For those planning on using matnwb alongside pynwb, please keep the following in mind:

The master branch in this repository is considered perpetually unstable. If you desire Matnwb’s full functionality (full round-trip with nwb data), please consider downloading the more stable releases in the Releases tab. Most releases will coincide with nwb-schema releases and guarantee compatibility of new features introduced with the schema release along with backwards compatibility with all previous nwb-schema releases.

This package reads and writes NWB 2.0 files and does not support older formats.


Basic Data Retrieval | showcases how one would read and process converted NWB file data to display a raster diagram.

Conversion of Real Electrophysiology/Optophysiology Data | converts Electrophysiology/Optophysiology Data recorded from:

Li, Daie, Svoboda, Druckman (2016); Data and simulations related to: Robust neuronal dynamics in premotor cortex during motor planning. Li, Daie, Svoboda, Druckman, Nature.

Analysis examples will be added in the dandi-example-live-scripts repo

Third-party Support

The +contrib folder contains tools for converting from other common data formats/specifications to NWB. Currently supported data types are TDT, MWorks, and Blackrock. We are interested in expanding this section to other data specifications and would greatly value your contribution!


Run the test suite with nwbtest.


  1. “A class definition must be in an “@” directory.”

Make sure that there are no “@” signs anywhere in your full file path. This includes even directories that are not part of the matnwb root path and any “@” signs that are not at the beginning of the directory path.

Alternatively, this issue disappears after MATLAB version 2017b. Installing this version may also resolve these issues. Note that the updates provided with 2017b should also be installed.
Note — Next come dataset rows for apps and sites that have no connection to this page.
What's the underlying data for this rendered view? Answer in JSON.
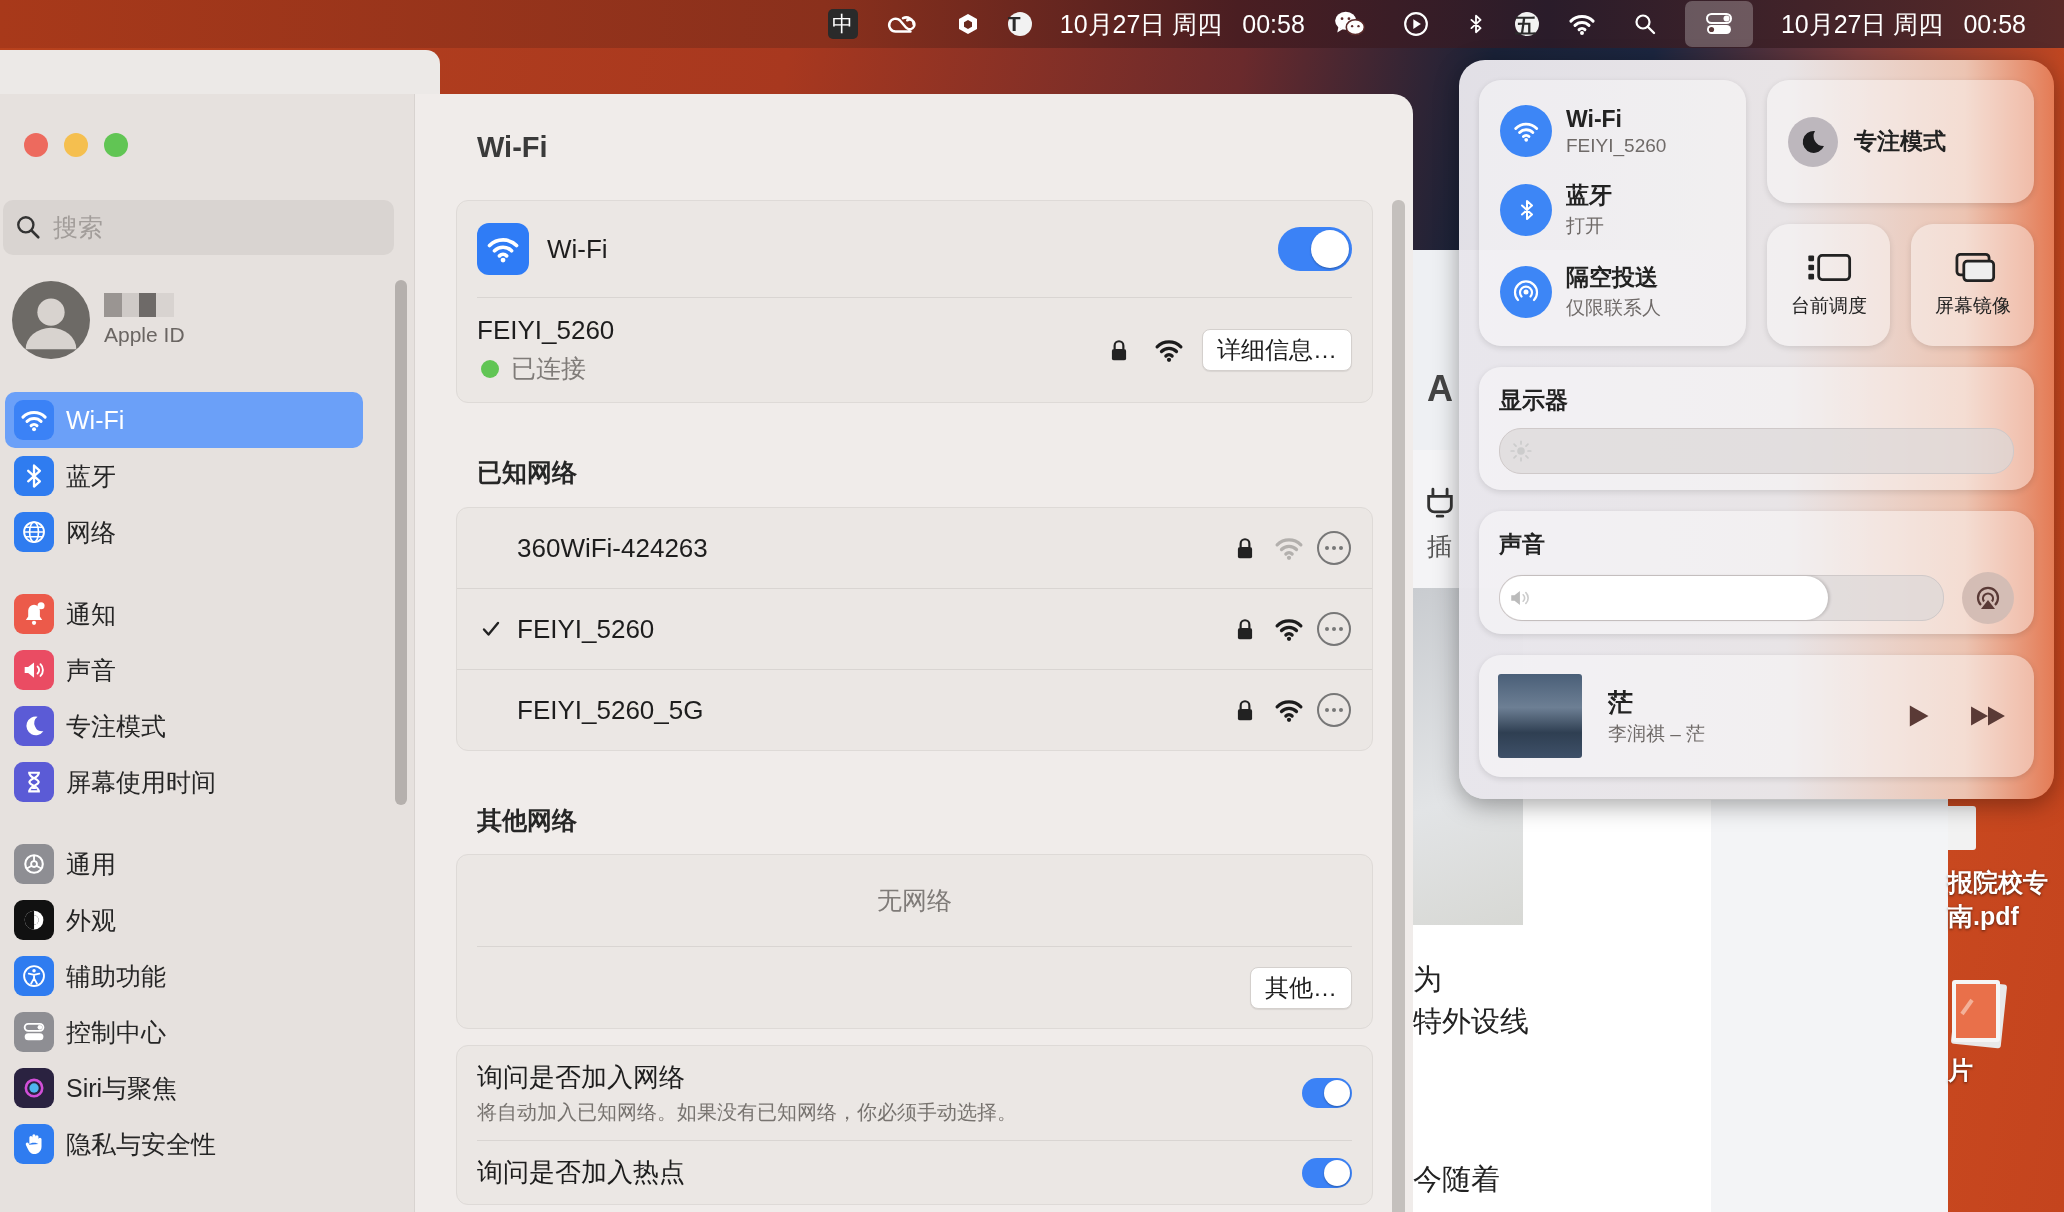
{
  "menu_bar": {
    "input_source": "中",
    "t_badge": "T",
    "date_1": "10月27日 周四",
    "time_1": "00:58",
    "ime_badge": "五",
    "control_center_active": true,
    "date_2": "10月27日 周四",
    "time_2": "00:58"
  },
  "settings_window": {
    "search": {
      "placeholder": "搜索"
    },
    "account": {
      "subtitle": "Apple ID"
    },
    "sidebar": {
      "groups": [
        {
          "items": [
            {
              "label": "Wi-Fi",
              "selected": true
            },
            {
              "label": "蓝牙",
              "selected": false
            },
            {
              "label": "网络",
              "selected": false
            }
          ]
        },
        {
          "items": [
            {
              "label": "通知",
              "selected": false
            },
            {
              "label": "声音",
              "selected": false
            },
            {
              "label": "专注模式",
              "selected": false
            },
            {
              "label": "屏幕使用时间",
              "selected": false
            }
          ]
        },
        {
          "items": [
            {
              "label": "通用",
              "selected": false
            },
            {
              "label": "外观",
              "selected": false
            },
            {
              "label": "辅助功能",
              "selected": false
            },
            {
              "label": "控制中心",
              "selected": false
            },
            {
              "label": "Siri与聚焦",
              "selected": false
            },
            {
              "label": "隐私与安全性",
              "selected": false
            }
          ]
        }
      ]
    },
    "title": "Wi-Fi",
    "wifi": {
      "label": "Wi-Fi",
      "on": true,
      "current": {
        "name": "FEIYI_5260",
        "status": "已连接",
        "connected": true,
        "details_button": "详细信息…"
      }
    },
    "known_networks": {
      "heading": "已知网络",
      "rows": [
        {
          "name": "360WiFi-424263",
          "connected": false,
          "weak_signal": true
        },
        {
          "name": "FEIYI_5260",
          "connected": true,
          "weak_signal": false
        },
        {
          "name": "FEIYI_5260_5G",
          "connected": false,
          "weak_signal": false
        }
      ]
    },
    "other_networks": {
      "heading": "其他网络",
      "empty": "无网络",
      "button": "其他…"
    },
    "options": [
      {
        "title": "询问是否加入网络",
        "description": "将自动加入已知网络。如果没有已知网络，你必须手动选择。",
        "on": true
      },
      {
        "title": "询问是否加入热点",
        "on": true
      }
    ]
  },
  "background_window": {
    "texts": [
      "A",
      "插",
      "为",
      "特外设线",
      "今随着"
    ]
  },
  "desktop": {
    "files": [
      {
        "label_lines": [
          "报院校专",
          "南.pdf"
        ],
        "kind": "document"
      },
      {
        "label_lines": [
          "片"
        ],
        "kind": "image"
      }
    ]
  },
  "control_center": {
    "connectivity": [
      {
        "kind": "wifi",
        "title": "Wi-Fi",
        "subtitle": "FEIYI_5260",
        "on": true
      },
      {
        "kind": "bluetooth",
        "title": "蓝牙",
        "subtitle": "打开",
        "on": true
      },
      {
        "kind": "airdrop",
        "title": "隔空投送",
        "subtitle": "仅限联系人",
        "on": true
      }
    ],
    "focus": {
      "label": "专注模式",
      "on": false
    },
    "tiles": [
      {
        "kind": "stage-manager",
        "label": "台前调度"
      },
      {
        "kind": "mirroring",
        "label": "屏幕镜像"
      }
    ],
    "display": {
      "title": "显示器",
      "level": 0
    },
    "sound": {
      "title": "声音",
      "level": 0.74
    },
    "now_playing": {
      "title": "茫",
      "subtitle": "李润祺 – 茫",
      "playing": false
    }
  }
}
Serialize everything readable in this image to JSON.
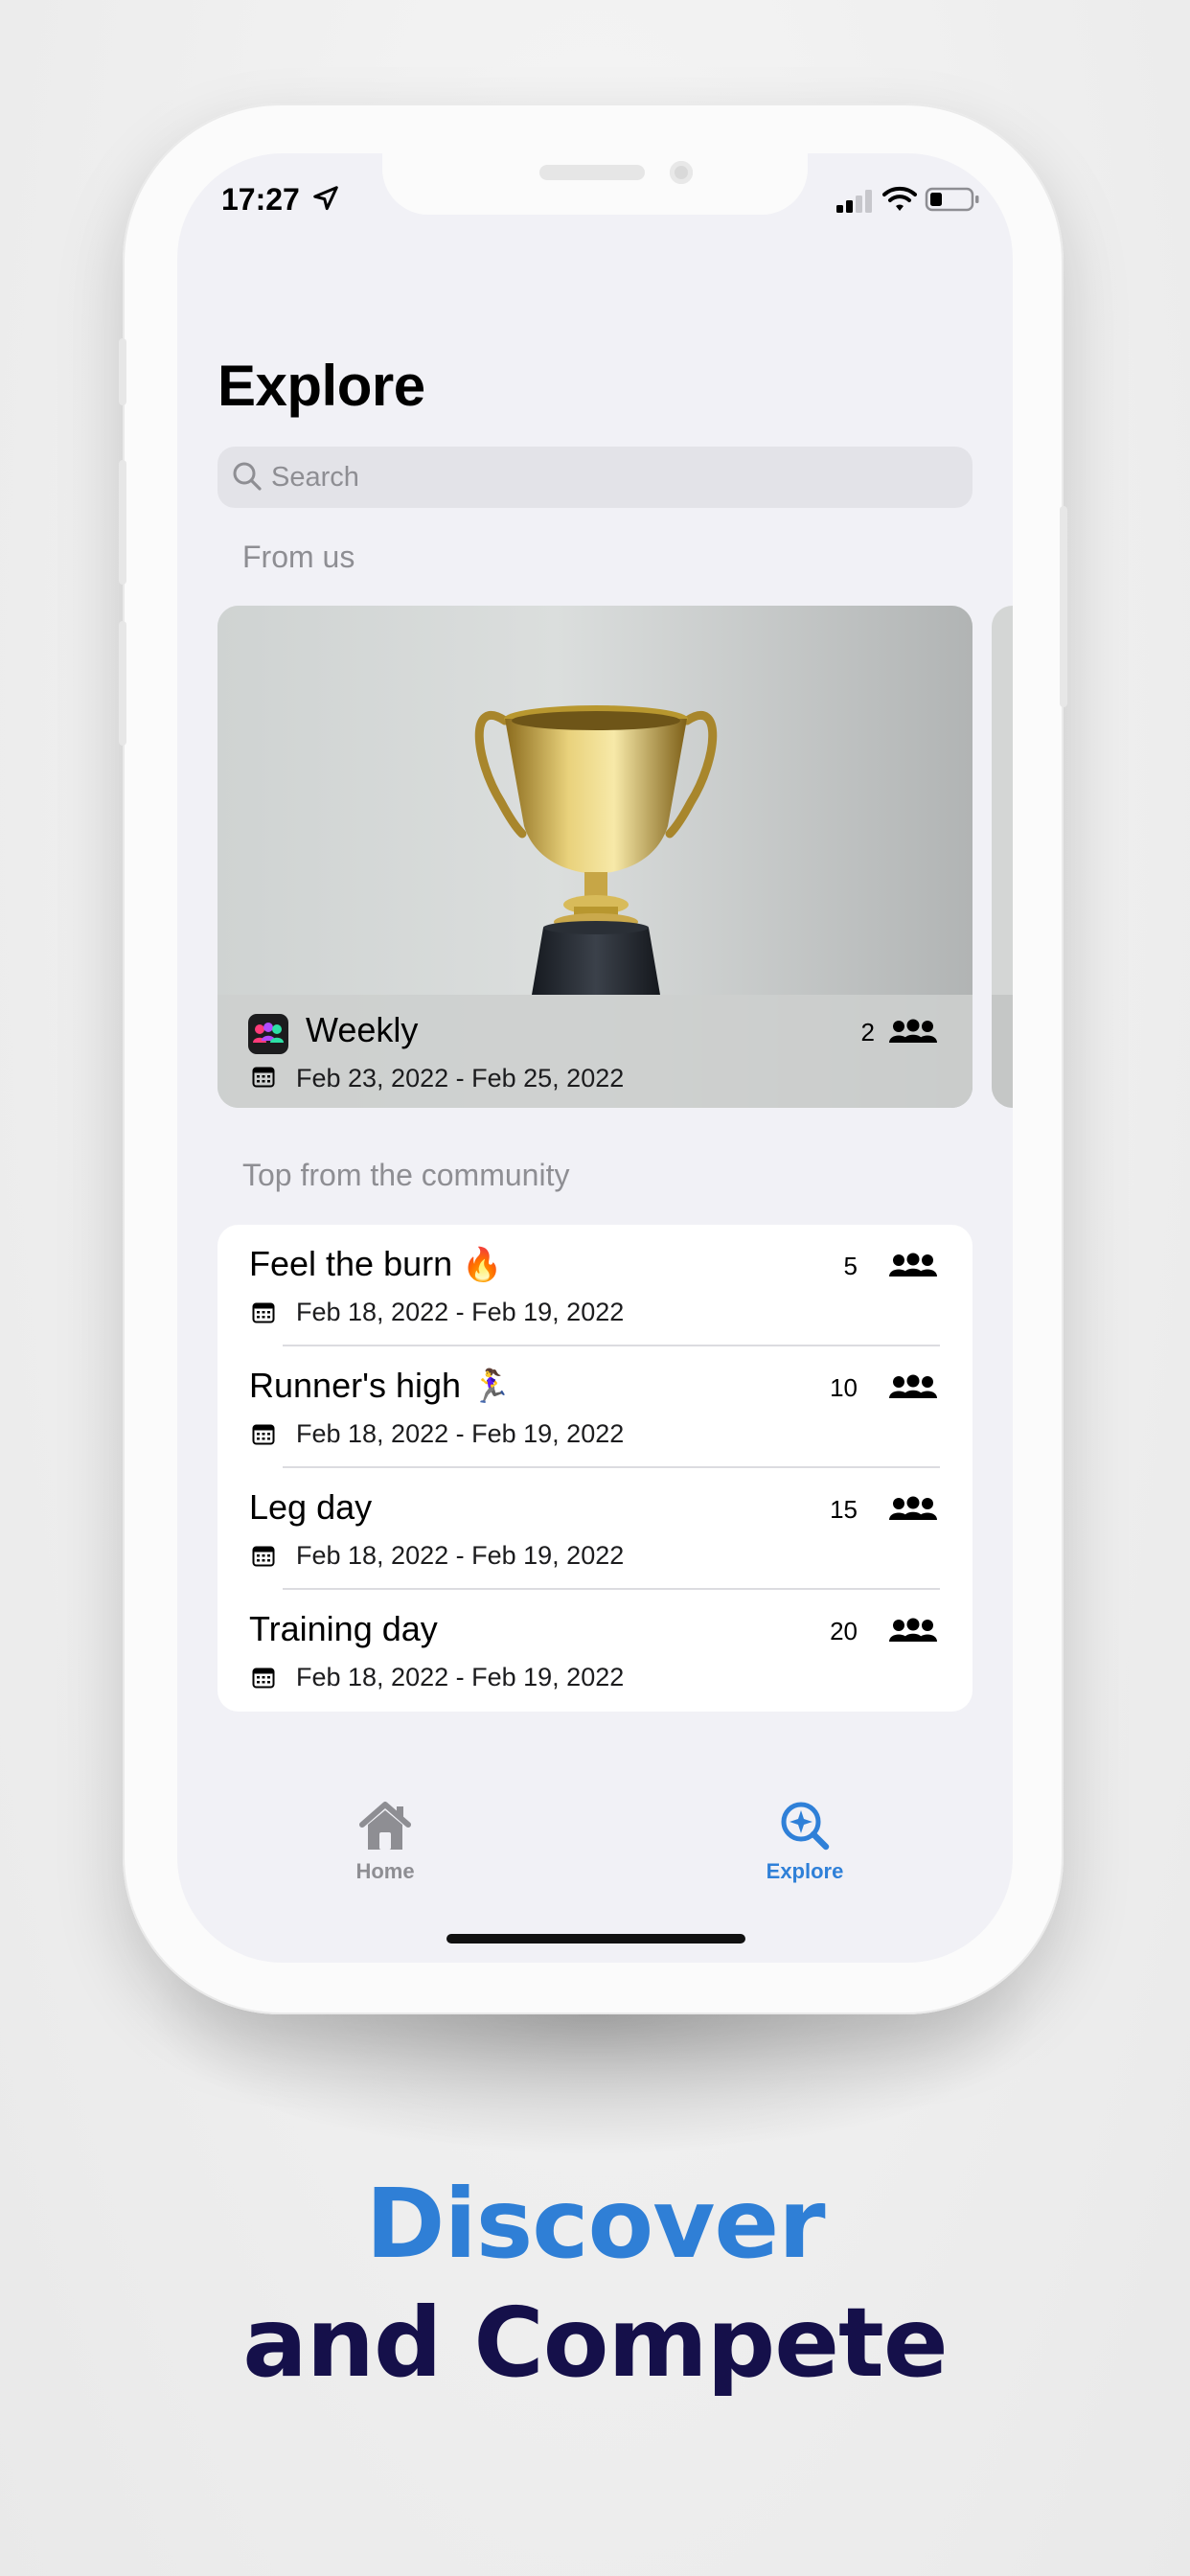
{
  "status_bar": {
    "time": "17:27"
  },
  "explore": {
    "title": "Explore",
    "search": {
      "placeholder": "Search"
    },
    "from_us": {
      "label": "From us",
      "card": {
        "title": "Weekly",
        "participants": "2",
        "dates": "Feb 23, 2022 - Feb 25, 2022",
        "image_subject": "trophy"
      }
    },
    "community": {
      "label": "Top from the community",
      "items": [
        {
          "title": "Feel the burn",
          "emoji": "🔥",
          "participants": "5",
          "dates": "Feb 18, 2022 - Feb 19, 2022"
        },
        {
          "title": "Runner's high",
          "emoji": "🏃‍♀️",
          "participants": "10",
          "dates": "Feb 18, 2022 - Feb 19, 2022"
        },
        {
          "title": "Leg day",
          "emoji": "",
          "participants": "15",
          "dates": "Feb 18, 2022 - Feb 19, 2022"
        },
        {
          "title": "Training day",
          "emoji": "",
          "participants": "20",
          "dates": "Feb 18, 2022 - Feb 19, 2022"
        }
      ]
    }
  },
  "tab_bar": {
    "items": [
      {
        "label": "Home",
        "icon": "house-icon",
        "selected": false
      },
      {
        "label": "Explore",
        "icon": "explore-search-icon",
        "selected": true
      }
    ]
  },
  "marketing": {
    "line1": "Discover",
    "line2": "and Compete"
  },
  "colors": {
    "accent": "#2f80d8",
    "headline_primary": "#2f7fd6",
    "headline_secondary": "#15104a",
    "tab_inactive": "#8e8e93",
    "screen_bg": "#f1f1f6"
  }
}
  1. I Have Issues Reading From a NWB File!

Some simple methods to troubleshoot failed NWB file reads can be found in the NWB Overview Documentation.